This journey began at a home for the developmentally disabled on a sunny December morning. For those of you who have seen “I am Sam” with Sean Penn, you can somewhat envision the characters who met us at the door. It was as if long-lost family had come home for a visit. We were greeted with enthusiastic welcomes, handshakes, and chatter about the holidays. This was truly one of the warmest welcomes I can ever recall having when dental work was involved. This home is owned and operated by an individual licensed to take care of the developmentally disabled. Darci treats these special individuals on a four-month recall; the necessity for more individualized care is apparent, but this is not a perfect world.
Darci and Aleta work together like a well-oiled machine. It is obvious to me just how much effort and thought have gone into Darci’s practice which she calls the “Golden Scalers.” From the garage/office to the transportation and setup onsite, this team knows how to check and restock the necessities before setting out. The impeccable communication between RDHAP and assistant allows the team to treat several patients a day. “Darci, can I go next?” was a question asked by most of the endearing patients there. These patients were animated, happy, loving, and fun to be around. There is no question that the services provided by Darci (and all RDHAPs) are so needed by each of the residents in this home and elsewhere. “Darci, you’re special and I love you” was a comment from one sweet woman being treated. The lightbulb went on for me at that moment. While I’ve always believed hygienists to be highly educated, skilled professionals, I now see how deeply we can touch an individual’s life.
Both Kristina and Darci spent a long time talking to me about their experiences working as RDHAPs. As I listened, I learned that each is driven by the desire to care for those in desperate need of our preventive services — the people who have limited ability or financial means to seek care otherwise. A direct and powerful extension of their preventive services comes by way of their proactive work for the entire dental hygiene profession. They both fight to get laws changed and to remove the red tape held tightly by the dental association. This is a challenging and frustrating fight, enough to make most hygienists want to throw up their hands and say, “I give up!” What I noticed about both of these women is that they are absolutely intent on fighting this fight.
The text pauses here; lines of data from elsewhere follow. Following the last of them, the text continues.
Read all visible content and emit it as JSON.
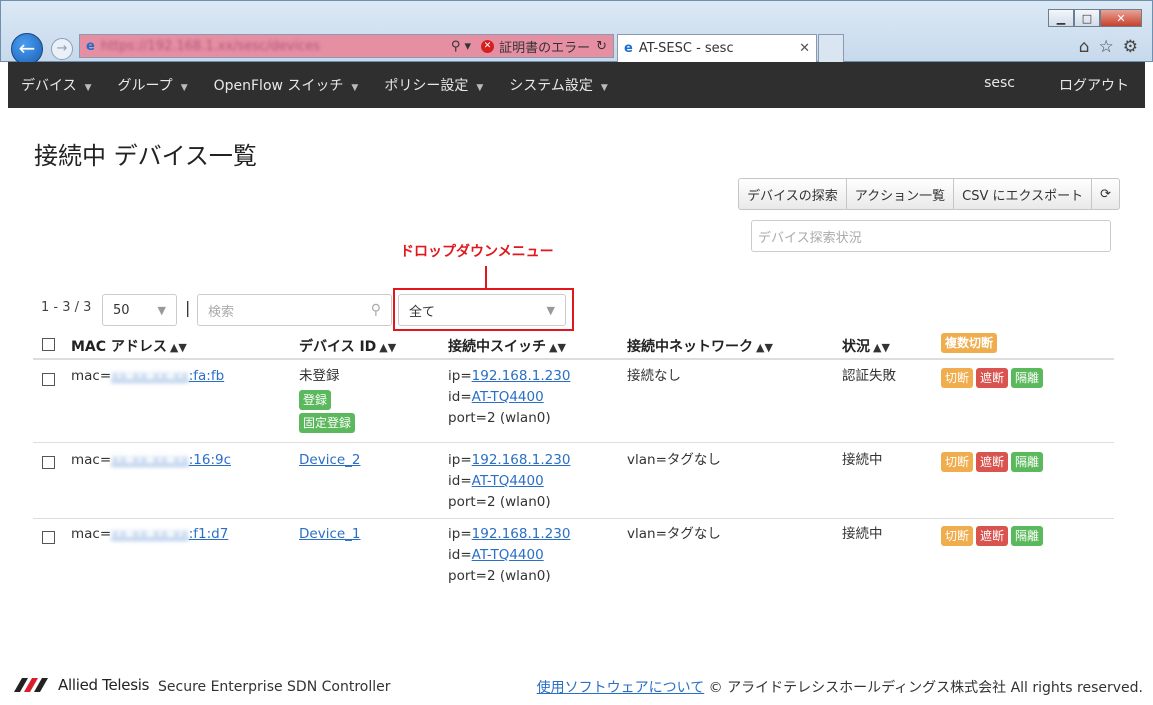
{
  "browser": {
    "url": "https://192.168.1.xx/sesc/devices",
    "cert_error": "証明書のエラー",
    "tab_title": "AT-SESC - sesc"
  },
  "nav": {
    "items": [
      {
        "label": "デバイス"
      },
      {
        "label": "グループ"
      },
      {
        "label": "OpenFlow スイッチ"
      },
      {
        "label": "ポリシー設定"
      },
      {
        "label": "システム設定"
      }
    ],
    "user": "sesc",
    "logout": "ログアウト"
  },
  "page": {
    "title": "接続中 デバイス一覧",
    "buttons": {
      "discover": "デバイスの探索",
      "actions": "アクション一覧",
      "export": "CSV にエクスポート"
    },
    "status_placeholder": "デバイス探索状況",
    "annotation": "ドロップダウンメニュー"
  },
  "controls": {
    "count": "1 - 3 / 3",
    "per_page": "50",
    "separator": "|",
    "search_placeholder": "検索",
    "filter": "全て"
  },
  "table": {
    "headers": {
      "mac": "MAC アドレス",
      "device_id": "デバイス ID",
      "switch": "接続中スイッチ",
      "network": "接続中ネットワーク",
      "status": "状況",
      "bulk_disconnect": "複数切断"
    },
    "rows": [
      {
        "mac_prefix": "mac=",
        "mac_hidden": "xx:xx:xx:xx",
        "mac_suffix": ":fa:fb",
        "device": "未登録",
        "register": "登録",
        "fixed_register": "固定登録",
        "ip_label": "ip=",
        "ip": "192.168.1.230",
        "id_label": "id=",
        "switch_id": "AT-TQ4400",
        "port": "port=2 (wlan0)",
        "network": "接続なし",
        "status": "認証失敗"
      },
      {
        "mac_prefix": "mac=",
        "mac_hidden": "xx:xx:xx:xx",
        "mac_suffix": ":16:9c",
        "device": "Device_2",
        "ip_label": "ip=",
        "ip": "192.168.1.230",
        "id_label": "id=",
        "switch_id": "AT-TQ4400",
        "port": "port=2 (wlan0)",
        "network": "vlan=タグなし",
        "status": "接続中"
      },
      {
        "mac_prefix": "mac=",
        "mac_hidden": "xx:xx:xx:xx",
        "mac_suffix": ":f1:d7",
        "device": "Device_1",
        "ip_label": "ip=",
        "ip": "192.168.1.230",
        "id_label": "id=",
        "switch_id": "AT-TQ4400",
        "port": "port=2 (wlan0)",
        "network": "vlan=タグなし",
        "status": "接続中"
      }
    ],
    "actions": {
      "disconnect": "切断",
      "block": "遮断",
      "isolate": "隔離"
    }
  },
  "footer": {
    "brand": "Allied Telesis",
    "product": "Secure Enterprise SDN Controller",
    "software_link": "使用ソフトウェアについて",
    "copyright": "© アライドテレシスホールディングス株式会社 All rights reserved."
  },
  "colors": {
    "navbar": "#2f2f2f",
    "annotation_red": "#e0171d",
    "badge_orange": "#f0ad4e",
    "badge_red": "#d9534f",
    "badge_green": "#5cb85c",
    "link_blue": "#2a6fc6"
  }
}
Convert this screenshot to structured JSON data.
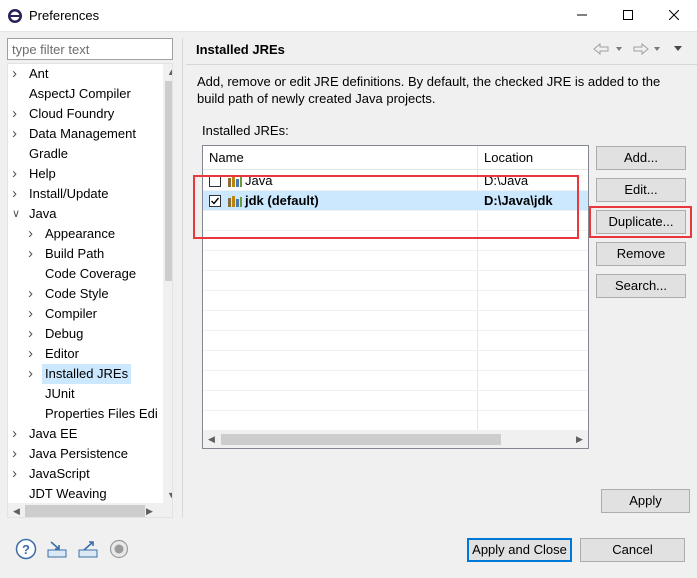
{
  "window": {
    "title": "Preferences",
    "minimize": "—",
    "maximize": "□",
    "close": "✕"
  },
  "filter": {
    "placeholder": "type filter text",
    "value": ""
  },
  "tree": {
    "items": [
      {
        "label": "Ant",
        "expanded": false,
        "level": 0
      },
      {
        "label": "AspectJ Compiler",
        "expanded": null,
        "level": 0
      },
      {
        "label": "Cloud Foundry",
        "expanded": false,
        "level": 0
      },
      {
        "label": "Data Management",
        "expanded": false,
        "level": 0
      },
      {
        "label": "Gradle",
        "expanded": null,
        "level": 0
      },
      {
        "label": "Help",
        "expanded": false,
        "level": 0
      },
      {
        "label": "Install/Update",
        "expanded": false,
        "level": 0
      },
      {
        "label": "Java",
        "expanded": true,
        "level": 0
      },
      {
        "label": "Appearance",
        "expanded": false,
        "level": 1
      },
      {
        "label": "Build Path",
        "expanded": false,
        "level": 1
      },
      {
        "label": "Code Coverage",
        "expanded": null,
        "level": 1
      },
      {
        "label": "Code Style",
        "expanded": false,
        "level": 1
      },
      {
        "label": "Compiler",
        "expanded": false,
        "level": 1
      },
      {
        "label": "Debug",
        "expanded": false,
        "level": 1
      },
      {
        "label": "Editor",
        "expanded": false,
        "level": 1
      },
      {
        "label": "Installed JREs",
        "expanded": false,
        "level": 1,
        "selected": true
      },
      {
        "label": "JUnit",
        "expanded": null,
        "level": 1
      },
      {
        "label": "Properties Files Edi",
        "expanded": null,
        "level": 1
      },
      {
        "label": "Java EE",
        "expanded": false,
        "level": 0
      },
      {
        "label": "Java Persistence",
        "expanded": false,
        "level": 0
      },
      {
        "label": "JavaScript",
        "expanded": false,
        "level": 0
      },
      {
        "label": "JDT Weaving",
        "expanded": null,
        "level": 0
      }
    ]
  },
  "page": {
    "title": "Installed JREs",
    "description": "Add, remove or edit JRE definitions. By default, the checked JRE is added to the build path of newly created Java projects.",
    "list_label": "Installed JREs:"
  },
  "table": {
    "headers": {
      "name": "Name",
      "location": "Location"
    },
    "rows": [
      {
        "name": "Java",
        "location": "D:\\Java",
        "checked": false,
        "bold": false,
        "selected": false
      },
      {
        "name": "jdk (default)",
        "location": "D:\\Java\\jdk",
        "checked": true,
        "bold": true,
        "selected": true
      }
    ]
  },
  "buttons": {
    "add": "Add...",
    "edit": "Edit...",
    "duplicate": "Duplicate...",
    "remove": "Remove",
    "search": "Search...",
    "apply": "Apply",
    "apply_close": "Apply and Close",
    "cancel": "Cancel"
  },
  "colors": {
    "highlight": "#e8383b",
    "selection": "#cce8ff",
    "focus": "#0078d7"
  }
}
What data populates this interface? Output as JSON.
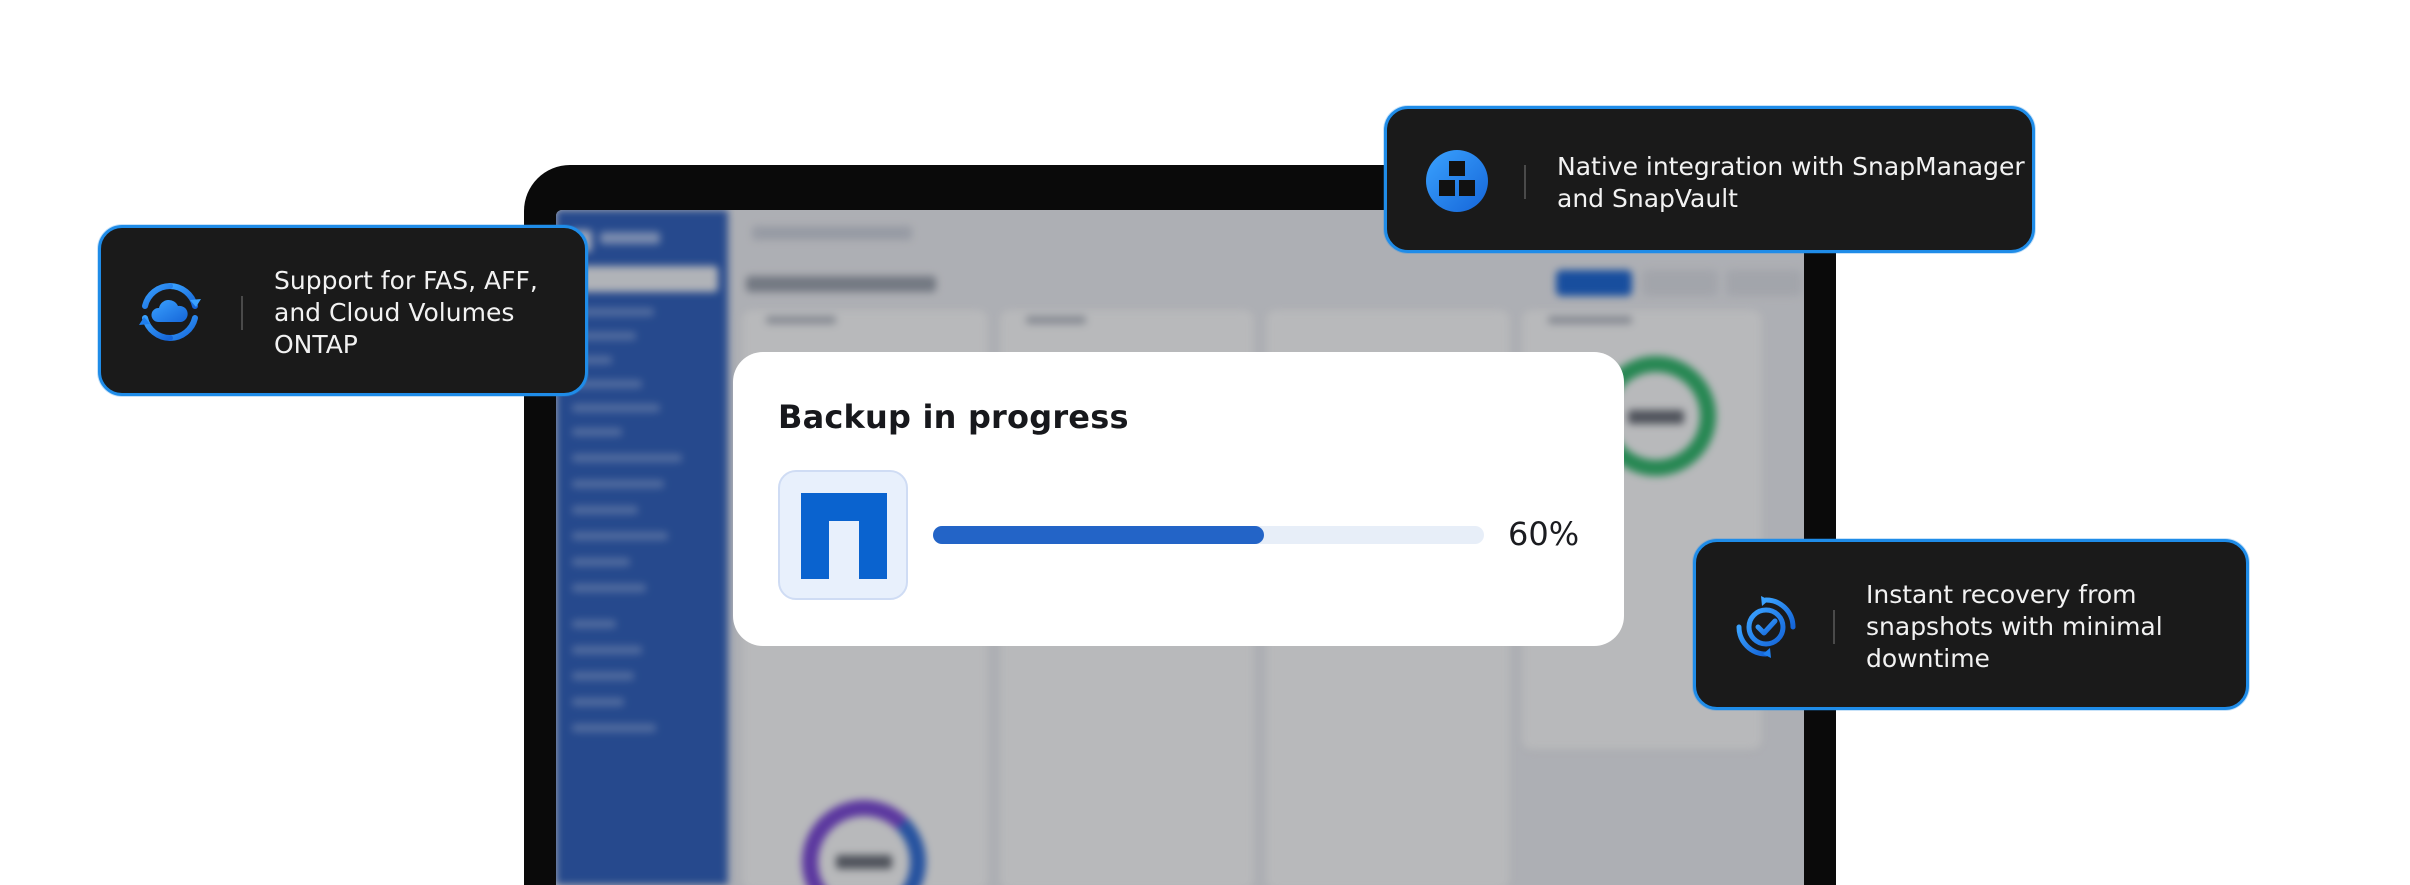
{
  "backup": {
    "title": "Backup in progress",
    "progress_percent": 60,
    "progress_label": "60%",
    "logo_icon": "netapp-logo-icon",
    "accent_color": "#2364c7",
    "track_color": "#e7eef8"
  },
  "features": {
    "support": {
      "icon": "cloud-sync-icon",
      "lines": [
        "Support for FAS, AFF,",
        "and Cloud Volumes",
        "ONTAP"
      ]
    },
    "native": {
      "icon": "blocks-integration-icon",
      "lines": [
        "Native integration with SnapManager",
        "and SnapVault"
      ]
    },
    "instant": {
      "icon": "recovery-check-icon",
      "lines": [
        "Instant recovery from",
        "snapshots with minimal",
        "downtime"
      ]
    }
  },
  "colors": {
    "callout_background": "#1a1a1a",
    "callout_border": "#1f8ce8",
    "icon_gradient_start": "#1e90ff",
    "icon_gradient_end": "#1565d8",
    "sidebar_blue": "#2e5fbd"
  }
}
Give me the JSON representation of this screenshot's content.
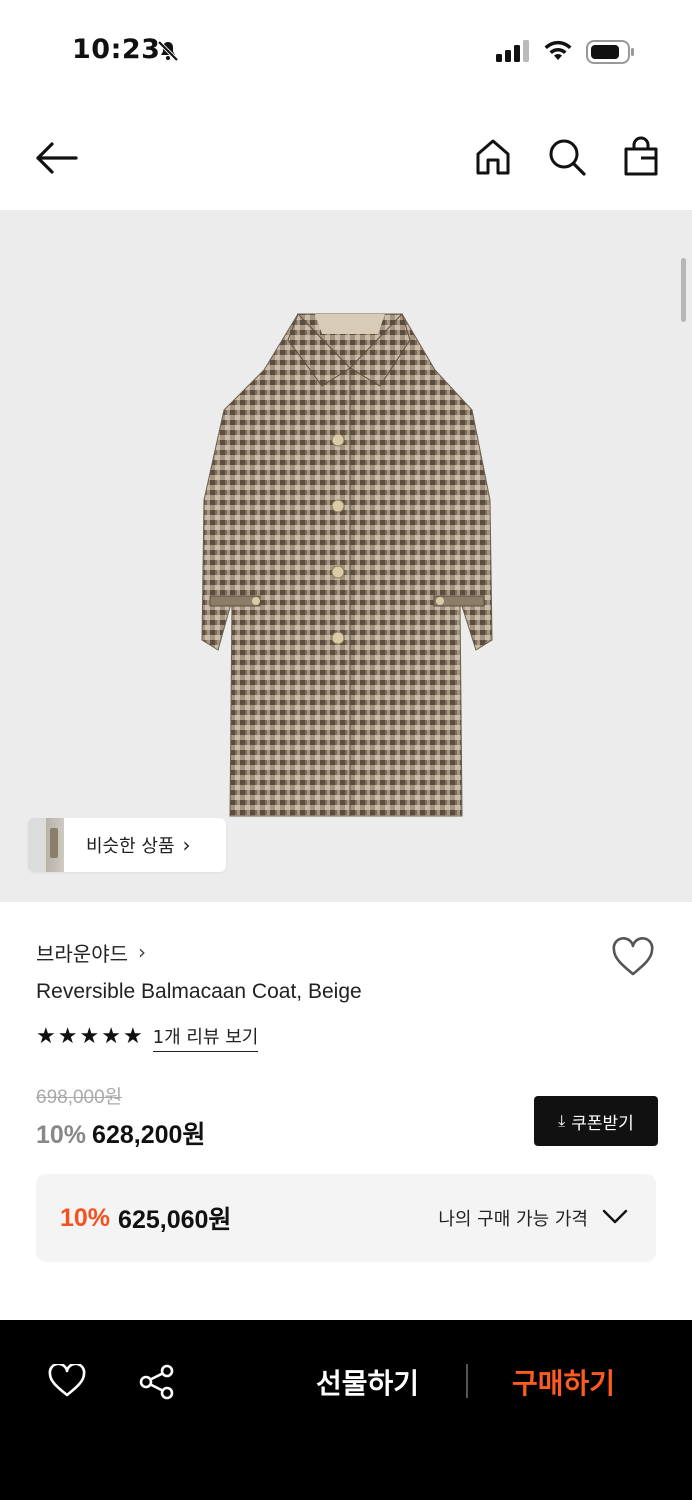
{
  "status": {
    "time": "10:23"
  },
  "nav": {},
  "gallery": {
    "similar_label": "비슷한 상품"
  },
  "product": {
    "brand": "브라운야드",
    "name": "Reversible Balmacaan Coat, Beige",
    "rating_stars": 5,
    "review_link": "1개 리뷰 보기",
    "original_price": "698,000원",
    "discount_pct": "10%",
    "price": "628,200원",
    "coupon_label": "쿠폰받기"
  },
  "my_price": {
    "discount_pct": "10%",
    "price": "625,060원",
    "label": "나의 구매 가능 가격"
  },
  "bottom_bar": {
    "gift_label": "선물하기",
    "buy_label": "구매하기"
  },
  "colors": {
    "accent": "#ff5a1f",
    "background": "#ececec"
  }
}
Given dedication, hard work, and a bit of altruism, RDHAPs not only touch hearts and teeth, but they also touch lives.
About the Author
Kristen LeClair, RDH, BA, began her career in dentistry 24 years ago; first as a certified dental assistant, then as a registered dental hygienist. She holds a business management degree from St. Mary’s College in Moraga, California and has a solid understanding of dentistry as a business. Kristen practices clinical dental hygiene in Berkeley, CA., volunteers teaching clinical at both Diablo Valley College in Pleasant Hill, CA, and Chabot College in Hayward, CA, and is currently pursuing her MSDH from Idaho State University. Her passion is education; both gaining and sharing.